Andersen Design has always taken the road less travelled. The originating philosophical mission was to create a hand made product affordable to the middle class. Those were the days of a middle class so great that my father described it as a bell curve in which the largest amount of wealth distributed among the largest number of people. Because Andersen Design was started with such a philosophy, Andersen Design’s art, as the public elected to call it, was collected by Americans of every walk of life and handed down from one generation to the next. For sixty five years many special works were created, and without being documented, were sold. Works are special because of their superior craftsmanship, or because their one of a kind decorative finish, or because they have a very rare glaze, or the interactive glazes, that Andersen Design uses in its production process, turned out to be particularly stunning as in the bowl shown here:
Dad was always carving, cutting out, stacking, and cut and pasting ceramic forms into new configurations.
|Girl in a Wreath. Jumping Rope by Susan Mackenzie Andersen, in the private collection of Terry Seaman|

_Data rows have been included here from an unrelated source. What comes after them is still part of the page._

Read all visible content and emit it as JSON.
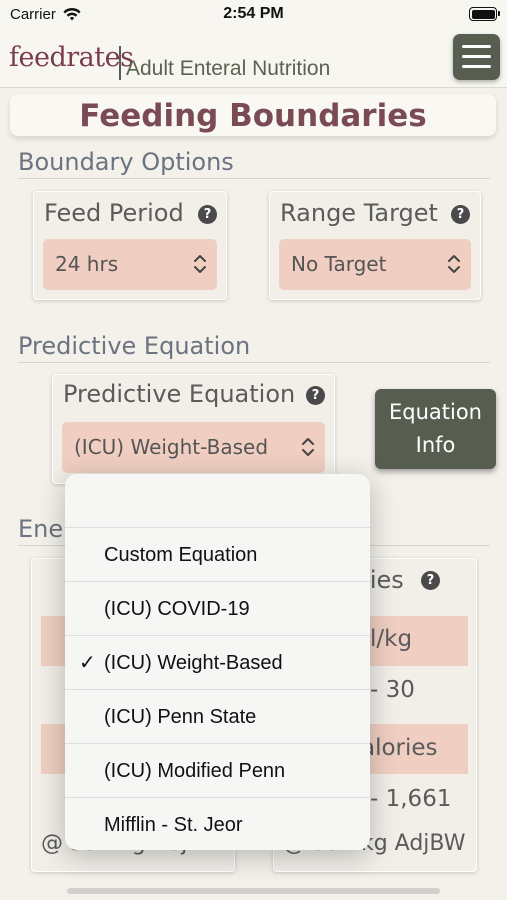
{
  "status_bar": {
    "carrier": "Carrier",
    "time": "2:54 PM"
  },
  "header": {
    "logo": "feedrates",
    "subtitle": "Adult Enteral Nutrition"
  },
  "page_title": "Feeding Boundaries",
  "boundary_options": {
    "heading": "Boundary Options",
    "feed_period": {
      "label": "Feed Period",
      "value": "24 hrs"
    },
    "range_target": {
      "label": "Range Target",
      "value": "No Target"
    }
  },
  "predictive": {
    "heading": "Predictive Equation",
    "label": "Predictive Equation",
    "value": "(ICU) Weight-Based",
    "info_button": "Equation\nInfo"
  },
  "background": {
    "heading_fragment": "Ene",
    "calories_fragment": "ries",
    "per_kg_fragment": "l/kg",
    "range_fragment": "- 30",
    "calories_label_fragment": "alories",
    "calories_range_fragment": "- 1,661",
    "weight_left_fragment": "@ 59.4kg AdjBW",
    "weight_right_fragment": "@ 59.4kg AdjBW"
  },
  "dropdown": {
    "items": [
      {
        "label": "Custom Equation",
        "selected": false
      },
      {
        "label": "(ICU) COVID-19",
        "selected": false
      },
      {
        "label": "(ICU) Weight-Based",
        "selected": true
      },
      {
        "label": "(ICU) Penn State",
        "selected": false
      },
      {
        "label": "(ICU) Modified Penn",
        "selected": false
      },
      {
        "label": "Mifflin - St. Jeor",
        "selected": false
      }
    ],
    "check_glyph": "✓"
  },
  "help_glyph": "?",
  "colors": {
    "brand": "#7a3d4c",
    "accent_dark": "#585e4f",
    "select_bg": "#f0cfc2",
    "background": "#f3f1ea"
  }
}
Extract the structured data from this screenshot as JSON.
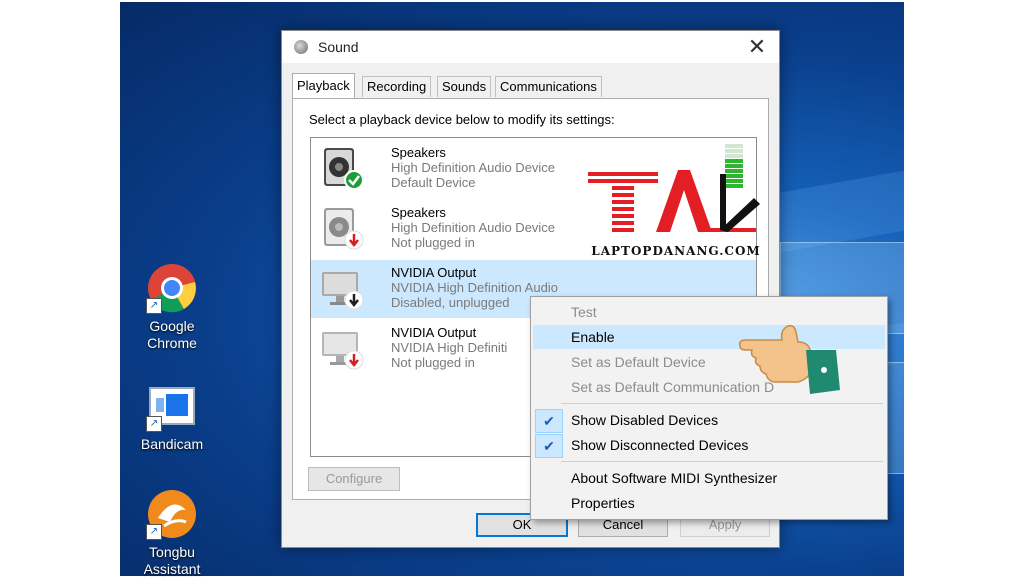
{
  "desktop": {
    "icons": [
      {
        "name": "google-chrome",
        "label_lines": [
          "Google",
          "Chrome"
        ]
      },
      {
        "name": "bandicam",
        "label_lines": [
          "Bandicam"
        ]
      },
      {
        "name": "tongbu-assistant",
        "label_lines": [
          "Tongbu",
          "Assistant"
        ]
      }
    ]
  },
  "dialog": {
    "title": "Sound",
    "close_glyph": "✕",
    "tabs": [
      "Playback",
      "Recording",
      "Sounds",
      "Communications"
    ],
    "active_tab": "Playback",
    "instruction": "Select a playback device below to modify its settings:",
    "devices": [
      {
        "name": "Speakers",
        "line1": "High Definition Audio Device",
        "line2": "Default Device",
        "icon": "speaker-icon",
        "status_icon": "default-check-icon",
        "status_color": "#1e9e3a",
        "selected": false
      },
      {
        "name": "Speakers",
        "line1": "High Definition Audio Device",
        "line2": "Not plugged in",
        "icon": "speaker-icon",
        "status_icon": "unplugged-arrow-icon",
        "status_color": "#d32020",
        "selected": false
      },
      {
        "name": "NVIDIA Output",
        "line1": "NVIDIA High Definition Audio",
        "line2": "Disabled, unplugged",
        "icon": "monitor-icon",
        "status_icon": "disabled-arrow-icon",
        "status_color": "#202020",
        "selected": true
      },
      {
        "name": "NVIDIA Output",
        "line1": "NVIDIA High Definiti",
        "line2": "Not plugged in",
        "icon": "monitor-icon",
        "status_icon": "unplugged-arrow-icon",
        "status_color": "#d32020",
        "selected": false
      }
    ],
    "configure_label": "Configure",
    "buttons": {
      "ok": "OK",
      "cancel": "Cancel",
      "apply": "Apply"
    }
  },
  "context_menu": {
    "items": [
      {
        "label": "Test",
        "disabled": true,
        "checked": false,
        "hover": false
      },
      {
        "label": "Enable",
        "disabled": false,
        "checked": false,
        "hover": true
      },
      {
        "label": "Set as Default Device",
        "disabled": true,
        "checked": false,
        "hover": false
      },
      {
        "label": "Set as Default Communication D",
        "disabled": true,
        "checked": false,
        "hover": false
      },
      {
        "label": "Show Disabled Devices",
        "disabled": false,
        "checked": true,
        "hover": false
      },
      {
        "label": "Show Disconnected Devices",
        "disabled": false,
        "checked": true,
        "hover": false
      },
      {
        "label": "About Software MIDI Synthesizer",
        "disabled": false,
        "checked": false,
        "hover": false
      },
      {
        "label": "Properties",
        "disabled": false,
        "checked": false,
        "hover": false
      }
    ]
  },
  "watermark": {
    "text": "LAPTOPDANANG.COM",
    "color": "#e31e24"
  },
  "colors": {
    "selection": "#cce8ff",
    "accent": "#0078d7",
    "meter_on": "#2fb52f",
    "meter_off": "#cfe8cf"
  }
}
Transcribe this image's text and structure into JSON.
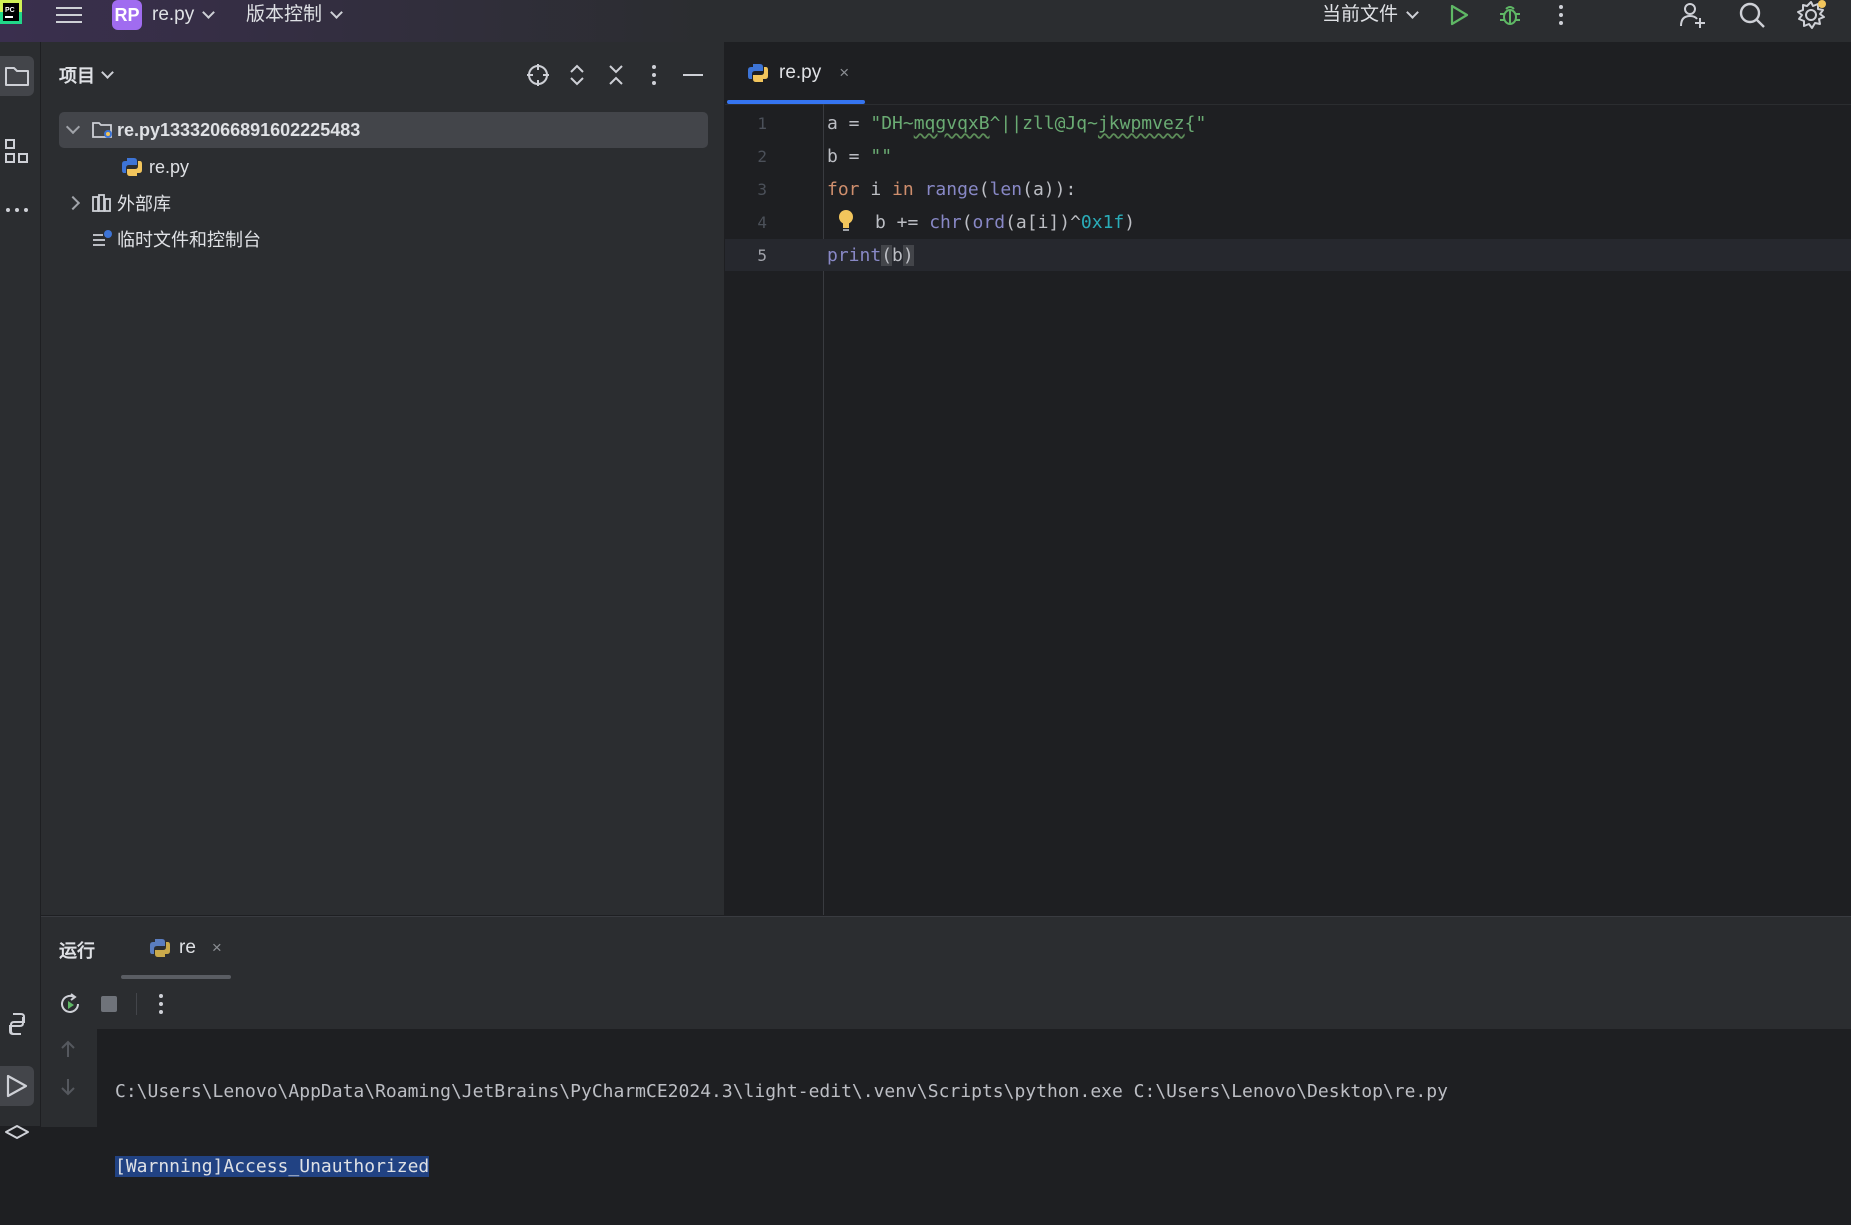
{
  "title_bar": {
    "project_badge": "RP",
    "project_name": "re.py",
    "vcs_menu": "版本控制",
    "run_config": "当前文件"
  },
  "project_panel": {
    "title": "项目",
    "tree": [
      {
        "label": "re.py13332066891602225483",
        "type": "folder",
        "expanded": true,
        "selected": true
      },
      {
        "label": "re.py",
        "type": "python-file"
      },
      {
        "label": "外部库",
        "type": "library",
        "expanded": false
      },
      {
        "label": "临时文件和控制台",
        "type": "scratches"
      }
    ]
  },
  "editor": {
    "tab_label": "re.py",
    "tab_close": "×",
    "line_numbers": [
      "1",
      "2",
      "3",
      "4",
      "5"
    ],
    "current_line": 5,
    "code": {
      "l1_var": "a",
      "l1_op": " = ",
      "l1_str_a": "\"DH~",
      "l1_str_b": "mqgvqxB",
      "l1_str_c": "^||zll@Jq~",
      "l1_str_d": "jkwpmvez",
      "l1_str_e": "{\"",
      "l2_var": "b",
      "l2_op": " = ",
      "l2_str": "\"\"",
      "l3_for": "for",
      "l3_mid": " i ",
      "l3_in": "in",
      "l3_range": "range",
      "l3_open": "(",
      "l3_len": "len",
      "l3_rest": "(a)):",
      "l4_pre": "b += ",
      "l4_chr": "chr",
      "l4_open": "(",
      "l4_ord": "ord",
      "l4_mid": "(a[i])^",
      "l4_hex": "0x1f",
      "l4_close": ")",
      "l5_print": "print",
      "l5_open": "(",
      "l5_arg": "b",
      "l5_close": ")"
    }
  },
  "run_panel": {
    "title": "运行",
    "tab_label": "re",
    "tab_close": "×",
    "console": {
      "command": "C:\\Users\\Lenovo\\AppData\\Roaming\\JetBrains\\PyCharmCE2024.3\\light-edit\\.venv\\Scripts\\python.exe C:\\Users\\Lenovo\\Desktop\\re.py",
      "output": "[Warnning]Access_Unauthorized"
    }
  },
  "colors": {
    "accent": "#3574f0",
    "badge": "#a06cf0",
    "run_green": "#5fb865",
    "keyword": "#cf8e6d",
    "string": "#6aab73",
    "builtin": "#8888c6",
    "number": "#2aacb8",
    "selection": "#214283"
  }
}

There is no telling how many very special Andersen pieces are hidden across the American landscape in the private collections handed down from generation to generation by families of ordinary means. works forgotten to our memories. The most exquisite pieces were sold, without a record made. When Andersen Design is professionally established as the go-to dealer of Andersen, we have a great likelihood of attracting the most unusual work. documenting it, representing those works in the market place and placing them in Museum show venues. Andersen vintage pieces can be donated to the museum as a tax deductible contribution, but the market establishes the value of the donations.
As with other online markets, in example, Ebay, Amazon, and Etsy, a go-to market for antiques dealers is already established. It is competitive to get into this market place. One must have references with other dealers who are already in the marketplace being the preferred reference. Fortunately, we have such references and have been invited to phase two of the application process. Online research reports a very high monthly fees for participating in this marketplace, but tradeshows are equally expensive. There is also a section for twenty first century design in which contemporary ceramic vases sell for several thousand dollars. Andersen Design can develop and encourage products for such a market. It is a different direction from our founding philosophy but consistent with the way the world has changed since then. Put that together with “The Great American Ceramic Craftsmen Designer Network” of my vision and Andersen Design can be a marketing venue for a plethora of creativity emerging from the small independently owned studios in the network. I have envisioned the network situated in Maine’s low income high unemployment areas which have been virtually ignored by Maine’s public-private government. I call it the free enterprise zone, areas where businesses in the home are potentially still allowed in municipal zoning ordinances.
Conceptually speaking, if we should be accepted as a dealer in the world class market, it would benefit many of our private collectors. If we can establish the “Great American Ceramic Designer Craftsmen Network”, any one of those studios could develop products for the 21st century line with the Andersen Design brand, providing them access to the global high end market of dealers and interior decorators.
The dealership is a private enterprise. The archival work is a function of the fiscally sponsored Andersen Design Museum of American Designer Craftsmen, which is still a private enterprise, which pays taxes, but is permitted to accept tax deductible contributions via our fiscal sponsor.
The Museum can play a role in bringing. into the light of day, the works hidden from public view in the private collections of ordinary Americans. I have been documenting our vintage pieces on Airtable. Given available financial resources that can be expanded as a data base of works in other private collections. Andersen Design collections can be donated as a tax-deductible contribution to any museum but it is the private market which establishes the value of the contributions.